This week has been very busy strimming paths and pulling ragwort, but I’ve managed to still devote some time to trying out my new sweep net and seeing what’s out and about at Fishlake Meadows and Blashford Lakes.
Day 15: Delivering some more butterfly transect training at Fishlake Meadows, despite the sunny and warm weather we unfortunately didn’t see many butterflies at all. It did seem there was a bit of a quiet period between the early butterflies finishing and the later ones hadn’t quite made it out yet. Luckily, now there are lots of butterflies on the wing again. After the training I tried out the new sweep net and caught lots of different interesting insects, including this yellow and black longhorn beetle, which is also its name!
Day 16 & 17: I was off over the weekend and was particularly busy so called upon a couple of sightings from Blashford Lakes when I was there on the 14th. Firstly this dense patch of biting stonecrop with its lovely star shaped flowers. It also has a very strong peppery taste, there seems to be a lot of it about at Blashford at the moment. At the end of the day I joined Bob to have a look through the moth trap and was treated to many hawk-moths, all looking beautiful. Here is just one of the pictures I took, an elephant hawk-moth and an eyed hawk-moth.
Day 18: I took the time to have a look around my garden after work and was pleased to see that I finally had a poppy growing through after seeing so man across the road for such a long time. I also noticed some selfheal coming in to flower that I don’t think I had seen in the garden last year.

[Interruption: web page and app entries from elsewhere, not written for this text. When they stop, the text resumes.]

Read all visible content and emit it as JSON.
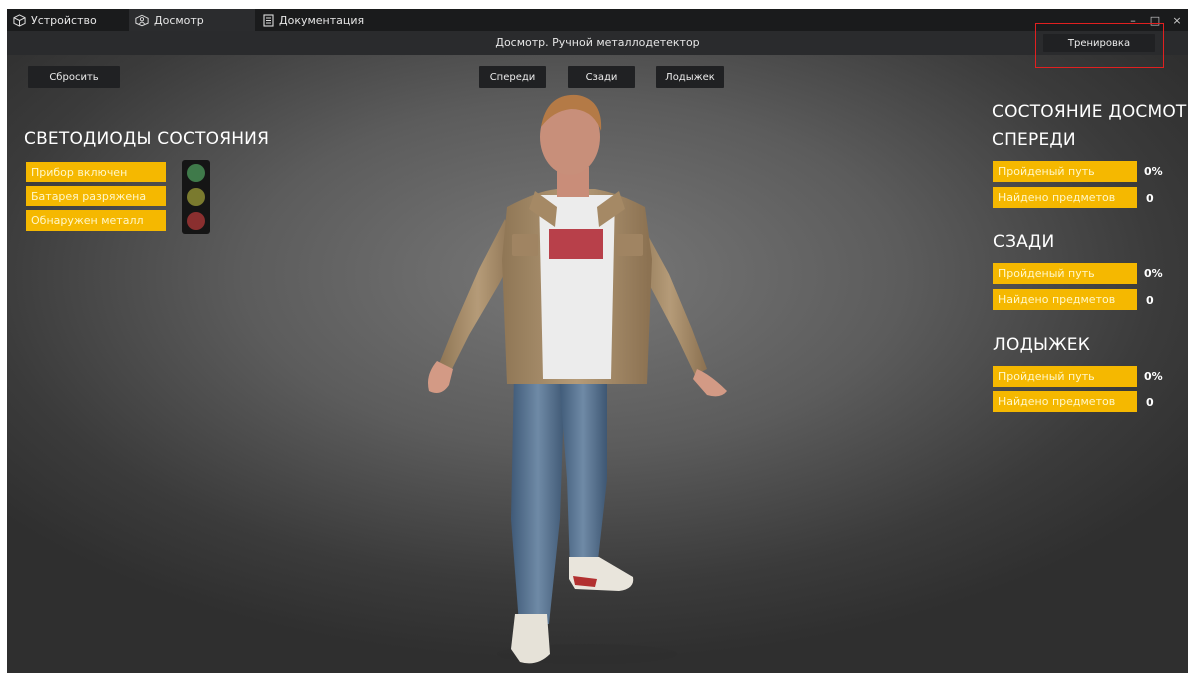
{
  "tabs": [
    {
      "label": "Устройство",
      "icon": "cube-icon",
      "active": false
    },
    {
      "label": "Досмотр",
      "icon": "person-scan-icon",
      "active": true
    },
    {
      "label": "Документация",
      "icon": "document-icon",
      "active": false
    }
  ],
  "window_controls": {
    "minimize": "–",
    "maximize": "□",
    "close": "×"
  },
  "title": "Досмотр. Ручной металлодетектор",
  "buttons": {
    "reset": "Сбросить",
    "front": "Спереди",
    "back": "Сзади",
    "ankle": "Лодыжек",
    "training": "Тренировка"
  },
  "leds": {
    "heading": "СВЕТОДИОДЫ СОСТОЯНИЯ",
    "items": [
      {
        "label": "Прибор включен",
        "color": "#3f7a4a"
      },
      {
        "label": "Батарея разряжена",
        "color": "#7a7a2e"
      },
      {
        "label": "Обнаружен металл",
        "color": "#8a2f2f"
      }
    ]
  },
  "inspection_state": {
    "heading": "СОСТОЯНИЕ ДОСМОТРА",
    "sections": [
      {
        "title": "СПЕРЕДИ",
        "path_label": "Пройденый путь",
        "path_value": "0%",
        "found_label": "Найдено предметов",
        "found_value": "0"
      },
      {
        "title": "СЗАДИ",
        "path_label": "Пройденый путь",
        "path_value": "0%",
        "found_label": "Найдено предметов",
        "found_value": "0"
      },
      {
        "title": "ЛОДЫЖЕК",
        "path_label": "Пройденый путь",
        "path_value": "0%",
        "found_label": "Найдено предметов",
        "found_value": "0"
      }
    ]
  },
  "colors": {
    "accent": "#f5b800",
    "highlight": "#e12020"
  }
}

Day 19: I was at Blashford Lakes again, pulling ragwort along the shore of Ibsley Lake. It was a very hot and humid day so the volunteers and I made sure to take it slowly and spent plenty of time admiring the insects and flowers around us. There also seemed to be a bit of a mass emergence of marbled white butterflies, they are such attractive butterflies. I was only able to get 1 photo that was particularly poor, but the ox-eye daisies look lovely. Hope you can spot the marbled white!
Day 20: Today I was at Fishlake Meadows having a walk around with past colleagues from my previous job at Hampshire County Council. We saw lots of sedge warblers, reed buntings and even a female cuckoo who probably won’t be around much longer. I took the chance to take a photo of some yellow loosestrife that poses nicely at the side of the East/West path. Whilst pausing to look at it we managed to see a male and female loosestrife bee.

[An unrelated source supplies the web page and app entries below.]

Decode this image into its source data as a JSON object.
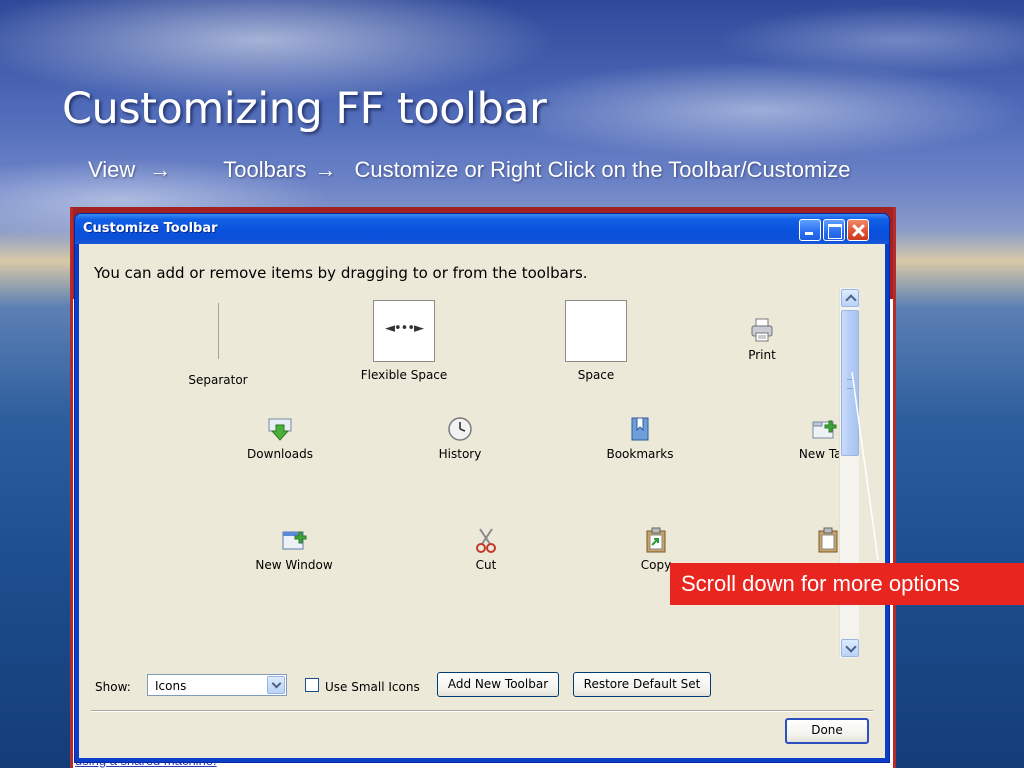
{
  "slide": {
    "title": "Customizing FF toolbar",
    "path": {
      "view": "View",
      "arrow1": "→",
      "toolbars": "Toolbars",
      "arrow2": "→",
      "rest": "Customize or Right Click on the Toolbar/Customize"
    },
    "callout": "Scroll down for more options",
    "background_peek_text": "using a shared machine."
  },
  "dialog": {
    "title": "Customize Toolbar",
    "instruction": "You can add or remove items by dragging to or from the toolbars.",
    "items": [
      {
        "label": "Separator",
        "icon": "separator-line"
      },
      {
        "label": "Flexible Space",
        "icon": "flexible-space-icon",
        "glyph": "◄•••►"
      },
      {
        "label": "Space",
        "icon": "space-box"
      },
      {
        "label": "Print",
        "icon": "printer-icon"
      },
      {
        "label": "Downloads",
        "icon": "download-arrow-icon"
      },
      {
        "label": "History",
        "icon": "clock-icon"
      },
      {
        "label": "Bookmarks",
        "icon": "bookmark-icon"
      },
      {
        "label": "New Tab",
        "icon": "new-tab-icon"
      },
      {
        "label": "New Window",
        "icon": "new-window-icon"
      },
      {
        "label": "Cut",
        "icon": "scissors-icon"
      },
      {
        "label": "Copy",
        "icon": "clipboard-copy-icon"
      },
      {
        "label": "Paste",
        "icon": "clipboard-paste-icon"
      }
    ],
    "show_label": "Show:",
    "show_value": "Icons",
    "small_icons_label": "Use Small Icons",
    "small_icons_checked": false,
    "add_toolbar": "Add New Toolbar",
    "restore_default": "Restore Default Set",
    "done": "Done"
  },
  "colors": {
    "xp_title_blue": "#0a53de",
    "dialog_face": "#ece9d8",
    "callout_red": "#e8251f"
  }
}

Day 21: A really hot sunny day at Blashford Lakes with the Thursday volunteers, we were raking up grass that Bob had cut earlier in the week. As we worked along the paths I saw lots of different wild flowers, so decided to highlight some of the different ones there. In order of the photos below; there was St John’s Wort, I have to confess I didn’t investigate it closely enough to see what species it was. There was also agrimony, with its delicate yellow flowers arranged in a spike. Followed by another yellow flowering plant with jazzy purple hairs on the stamens, dark mullein is another beautiful plant. Finally a mallow with its candy floss pink flowers and delicate cut leaves, I’m fairly sure this is a musk mallow.
Next week (this week really as I’m a bit late with this blog) I will be getting Fishlake Meadows ready for cows coming on, with the volunteers at Blashford and In an all staff meeting. I then have a day off, with the last 2 days of the month on holiday in the Forest of Dean. I’m sure I will still find lots of wild things to report back on.